Constraints can include the perception of others. In most organizations, the management finds it necessary to render employees more receptive to institutional indications conveyed through sense giving. Workers will then utilize sense giving to construe their situated identity as they move toward the desired self (The Future of Work 210). In this regard, they will formulate identity narratives that link their present and past to the desired future allowing the management provide direction and engage them in activities that are in line with the goals of the entity.
Identity can change gradually due to circumstances. Every situation an individual encounter in life bears the potential to change him/her for the better or worse due to circumstances. For instance, if one experiences an embarrassing situation such as bullying, the person may have a thought that lowers his/her self-esteem afterward. The thought processes and patterns change which changes in behavior too. People must create a true identity by making choices that are significant. This requires a courage and commitment when faced with challenges. Our identity is constantly changing since we never stop learning new things or ideas. The modifications to an individual’s personality are inevitable (How it feels to be Colored Me 110).
People are always in control of who they are and the best thing they can do is to accept what they cannot control and work on changing what they can. There are multiple layers to an individual’s personality, and the best way to acknowledge the layers is to take note of who we are and how the circumstances are likely to change our identity.
The choices made by an individual can directly or indirectly affect him/her. However, sometimes, the identity never changes. Some people know that their current identity is less optimal than their future selves. They bear in mind that the present is flawed and the future is perpetually better. There is the need to put more emphasis on identity formation in teens which is all about developing a sense of self, personality, and connection to others. Identity development is important as it shapes a person’s perception of belonging.
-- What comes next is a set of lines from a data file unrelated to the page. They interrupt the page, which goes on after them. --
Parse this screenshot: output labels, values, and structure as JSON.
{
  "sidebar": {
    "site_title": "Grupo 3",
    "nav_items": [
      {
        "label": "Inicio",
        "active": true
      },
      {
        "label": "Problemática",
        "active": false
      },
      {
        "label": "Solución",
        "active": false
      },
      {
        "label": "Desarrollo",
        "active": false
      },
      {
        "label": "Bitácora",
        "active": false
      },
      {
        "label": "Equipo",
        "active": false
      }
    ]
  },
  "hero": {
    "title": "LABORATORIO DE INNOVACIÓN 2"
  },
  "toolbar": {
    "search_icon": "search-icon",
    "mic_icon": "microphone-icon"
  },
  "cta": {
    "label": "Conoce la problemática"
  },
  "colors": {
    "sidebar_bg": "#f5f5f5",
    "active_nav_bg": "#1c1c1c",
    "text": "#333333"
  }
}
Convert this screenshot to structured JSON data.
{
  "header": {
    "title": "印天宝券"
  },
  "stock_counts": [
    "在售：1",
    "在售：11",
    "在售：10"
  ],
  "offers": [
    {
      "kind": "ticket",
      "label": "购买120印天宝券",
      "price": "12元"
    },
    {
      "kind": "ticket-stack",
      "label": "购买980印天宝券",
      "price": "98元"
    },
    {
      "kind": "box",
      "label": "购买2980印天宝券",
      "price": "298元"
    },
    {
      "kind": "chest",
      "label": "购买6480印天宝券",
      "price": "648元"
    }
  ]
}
A positive self-identity is correlated with positive self-esteem.
Brooks, Ann K., and Chinedu Anumudu. “Identity development in personal Branding instruction: Social narratives and online brand management in a global economy.” Adult Learning 27.1 (2016): 23-29.
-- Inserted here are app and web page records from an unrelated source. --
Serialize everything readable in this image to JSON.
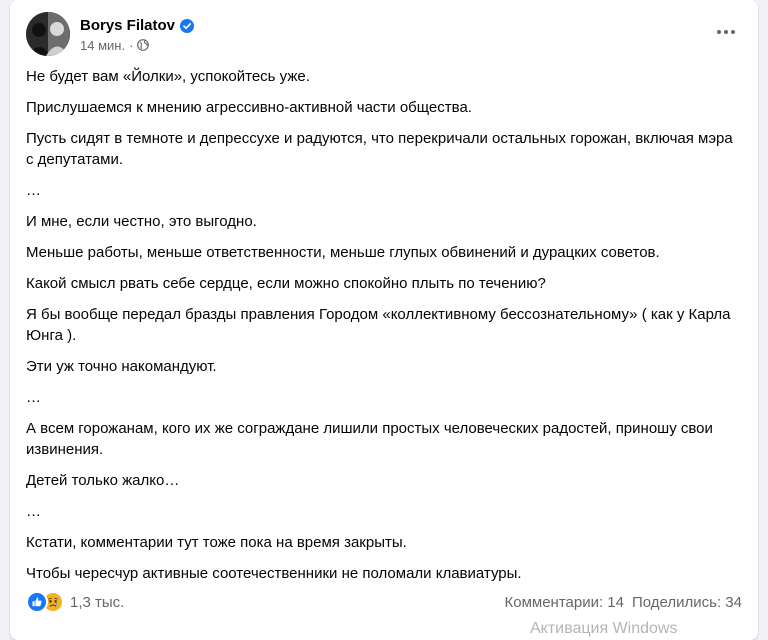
{
  "post": {
    "author": "Borys Filatov",
    "time": "14 мин.",
    "separator": "·",
    "paragraphs": [
      "Не будет вам «Йолки», успокойтесь уже.",
      "Прислушаемся к мнению агрессивно-активной части общества.",
      "Пусть сидят в темноте и депрессухе и радуются, что перекричали остальных горожан, включая мэра с депутатами.",
      "…",
      "И мне, если честно, это выгодно.",
      "Меньше работы, меньше ответственности, меньше глупых обвинений и дурацких советов.",
      "Какой смысл рвать себе сердце, если можно спокойно плыть по течению?",
      "Я бы вообще передал бразды правления Городом «коллективному бессознательному» ( как у Карла Юнга ).",
      "Эти уж точно накомандуют.",
      "…",
      "А всем горожанам, кого их же сограждане лишили простых человеческих радостей, приношу свои извинения.",
      "Детей только жалко…",
      "…",
      "Кстати, комментарии тут тоже пока на время закрыты.",
      "Чтобы чересчур активные соотечественники не поломали клавиатуры."
    ]
  },
  "footer": {
    "reactions_count": "1,3 тыс.",
    "comments": "Комментарии: 14",
    "shares": "Поделились: 34"
  },
  "watermark": "Активация Windows",
  "icons": {
    "verified": "verified-badge-icon",
    "audience": "globe-icon",
    "more": "more-options-icon",
    "like": "like-reaction-icon",
    "sad": "sad-reaction-icon"
  },
  "colors": {
    "accent": "#1877f2",
    "secondary_text": "#65676b",
    "sad": "#f7b125"
  }
}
McAdams, Dan P., and Claudia Zapata-Gietl. “Three strands of identity development across the human life course: Reading Erik Erikson in full.” The Oxford handbook of identity development (2015): 81-94.
McLean, Kate C., et al. “Identity development in cultural context: The role of deviating from master narratives.” Journal of Personality 86.4 (2018): 631-651.
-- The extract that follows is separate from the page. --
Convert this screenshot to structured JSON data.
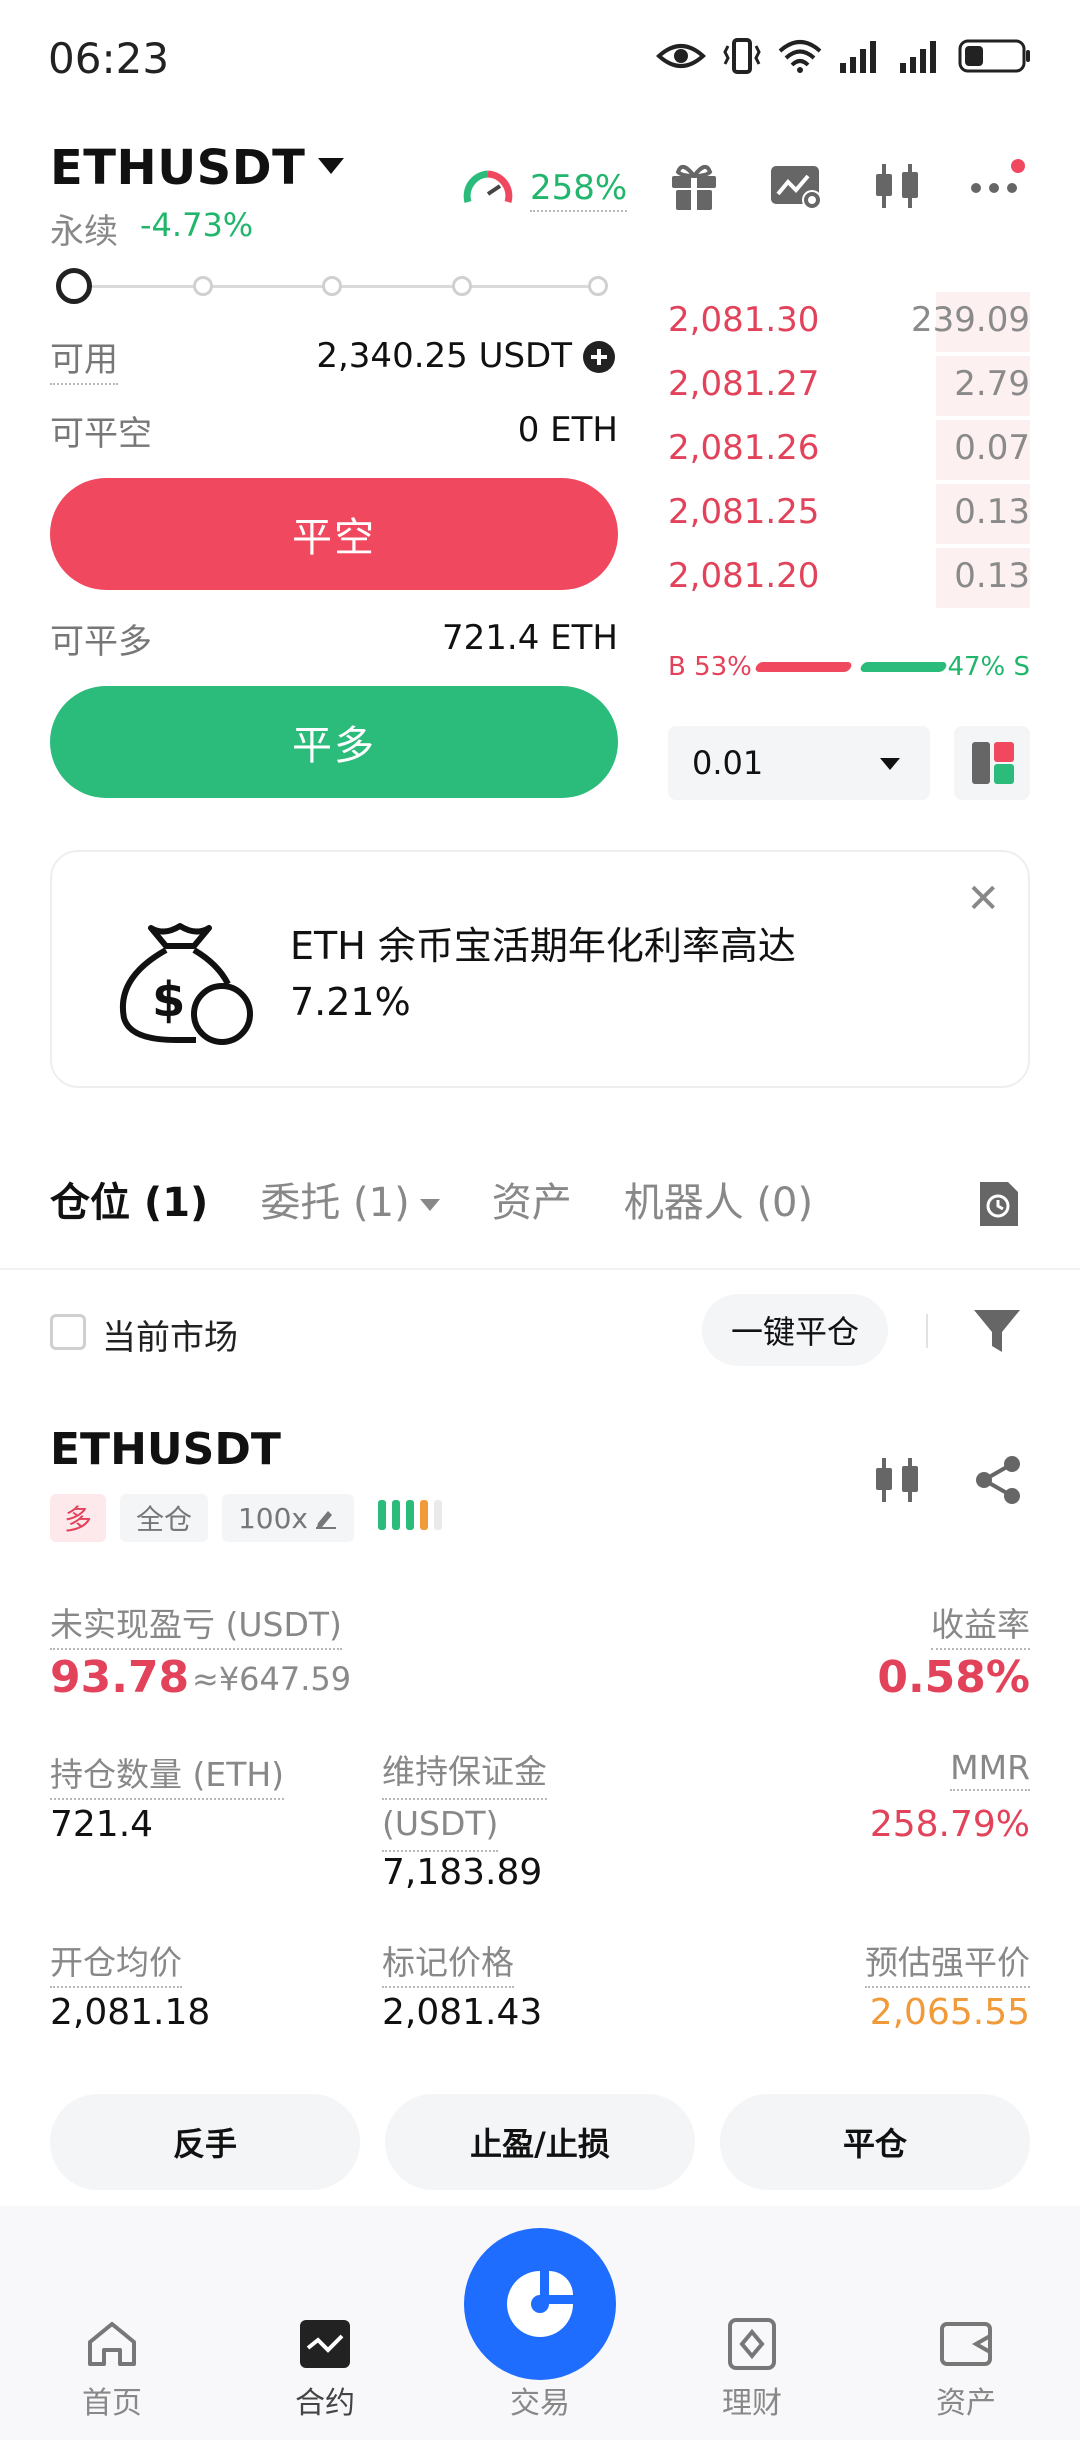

Moss, Julie M., Donna M. Gibson, and Colette T. Dollarhide. “Professional identity development: A grounded theory of transformational tasks of counselors.” Journal of Counseling & Development 92.1 (2014): 3-12.
Perez, Tony, Jennifer G. Cromley, and Avi Kaplan. “The role of identity development, values, and costs in college STEM retention.” Journal of educational psychology 106.1 (2014): 315.
Seiffge-Krenke, Inge. “Students as a prototype of emerging adults. Delayed identity development, developmental pressure, and high symptomatology.” PSYCHOTHERAPEUT 62.5 (2017): 403-409.
Strauss, Anselm L. Mirrors and masks: The search for identity. Routledge, 2017.
Theodore Roszak. Ideas Come First. How it feels to be Colored Me. Page 110
Theodore Roszak. Ideas Come First. Ideology and Moral Philosophy. Page 2
Theodore Roszak. Ideas Come First. The Future of Work. Page 210